  • “Confirmation that the patient has not received Zolgensma (onasemnogene abeparvovec) therapy or will not receive concomitant Spinraza (nusinersen) therapy.”

“If I were a payer, short of starting to have bad outcomes [with Evrysdi], moving toward that product makes sense,” states Myers. He points out that commercial plans’ management may be different than that of public payers such as Medicare, Medicaid and the exchanges, which have “pretty rapid turnover.” For this reason, they likely “are going to do everything they can” not to allow the use of Zolgensma, which is “insanely expensive.” These payers will want to try to keep SMA therapy coverage to the pharmacy benefit, he says, where they are “not facing the same level of medical expenses” incurred by Zolgensma and Spinraza.

Asked about reinsurance’s potential impact on the drugs’ use, Myers says that most companies do “lasering,” where a person with a condition likely to exceed a deductible is given a higher deductible. Sometimes these companies will not cover over a certain amount or for certain conditions. For example, some firms are putting in riders saying they won’t cover gene therapies for several years after approval or products with accelerated approval. In the case of patients new to a costly therapy, reinsurers may choose to raise their rates, reduce coverage for those individuals, impact how people access a drug or drop a plan entirely.

Many Payers Will Manage Drugs at Parity

Between Feb. 25 and April 1, Zitter Insights polled 49 commercial payers with 134.1 million covered lives over their anticipated management of Evrysdi within six months of its launch. Respondents with almost two-thirds of lives said they were somewhat likely and highly likely to manage Evrysdi at parity with the other SMA treatments. Respondents with about half of the covered lives said a lower-priced Evrysdi would allow them to negotiate deeper discounts for both Spinraza and Zolgensma. Those respondents said they were looking for a 24% discount off Zolgensma’s WAC and 18% off Spinraza’s.

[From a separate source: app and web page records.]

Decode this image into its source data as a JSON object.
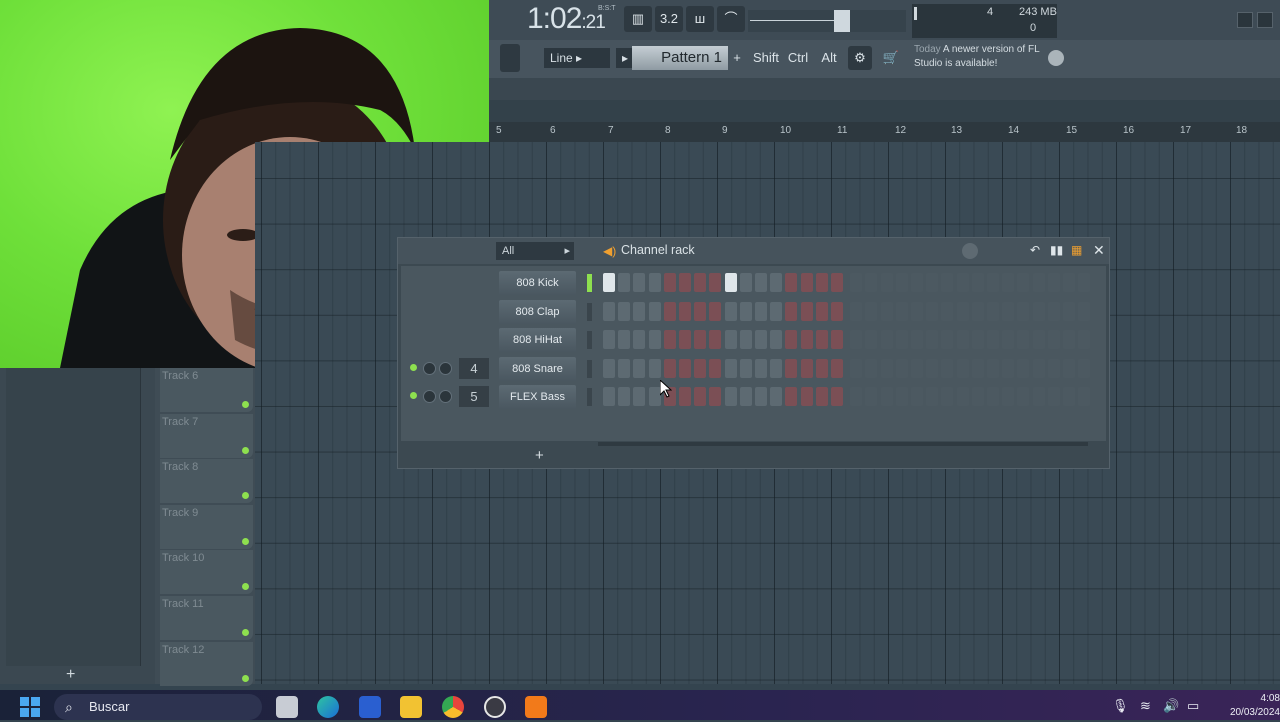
{
  "toolbar": {
    "time_main": "1:02",
    "time_small": ":21",
    "time_unit": "B:S:T",
    "tempo_label": "3.2",
    "meter_cpu": "4",
    "meter_mem": "243 MB",
    "meter_poly": "0",
    "record_mode": "Line",
    "pattern": "Pattern 1",
    "key_shift": "Shift",
    "key_ctrl": "Ctrl",
    "key_alt": "Alt",
    "hint_date": "Today",
    "hint_text": "A newer version of FL Studio is available!"
  },
  "ruler": [
    "5",
    "6",
    "7",
    "8",
    "9",
    "10",
    "11",
    "12",
    "13",
    "14",
    "15",
    "16",
    "17",
    "18"
  ],
  "tracks": [
    "Track 6",
    "Track 7",
    "Track 8",
    "Track 9",
    "Track 10",
    "Track 11",
    "Track 12"
  ],
  "channel_rack": {
    "filter": "All",
    "title": "Channel rack",
    "channels": [
      {
        "num": "",
        "name": "808 Kick",
        "selected": true,
        "steps_on": [
          0,
          8
        ]
      },
      {
        "num": "",
        "name": "808 Clap",
        "selected": false,
        "steps_on": []
      },
      {
        "num": "",
        "name": "808 HiHat",
        "selected": false,
        "steps_on": []
      },
      {
        "num": "4",
        "name": "808 Snare",
        "selected": false,
        "steps_on": []
      },
      {
        "num": "5",
        "name": "FLEX Bass",
        "selected": false,
        "steps_on": []
      }
    ],
    "add_label": "+"
  },
  "left_pane": {
    "add_label": "+"
  },
  "taskbar": {
    "search_placeholder": "Buscar",
    "time": "4:08",
    "date": "20/03/2024"
  }
}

AIS Health and Zitter are both owned by MMIT.

Respondents with 90% of covered lives said they were likely to cover Evrysdi to label, those with 7% of lives said they would cover it more restrictively, and plans with 3% of lives said they would not cover the therapy within six months of launch. One plan said that if Evrysdi is less expensive than Spinraza, it would prefer Evrysdi.

Will Pandemic Boost Evrysdi Prescribing?

With many people staying home during the COVID-19 pandemic, will Evrysdi’s route of administration be a benefit?

“Because Evrysdi is orally administered, the convenience over an intrathecal administration may come into play regardless of the pandemic but also especially during a pandemic,” says Kjesbo.

The drug is “almost pandemic-agnostic,” states Myers. “This is an incredibly serious disease [that] can’t wait to be treated.”

For more information on the Zitter data, contact Jill Brown Kettler at Contact Kjesbo via Jenine Anderson at, Myers via Joe Reblando at, Nishida at, Rubinstein at and Wong at

by Angela Maas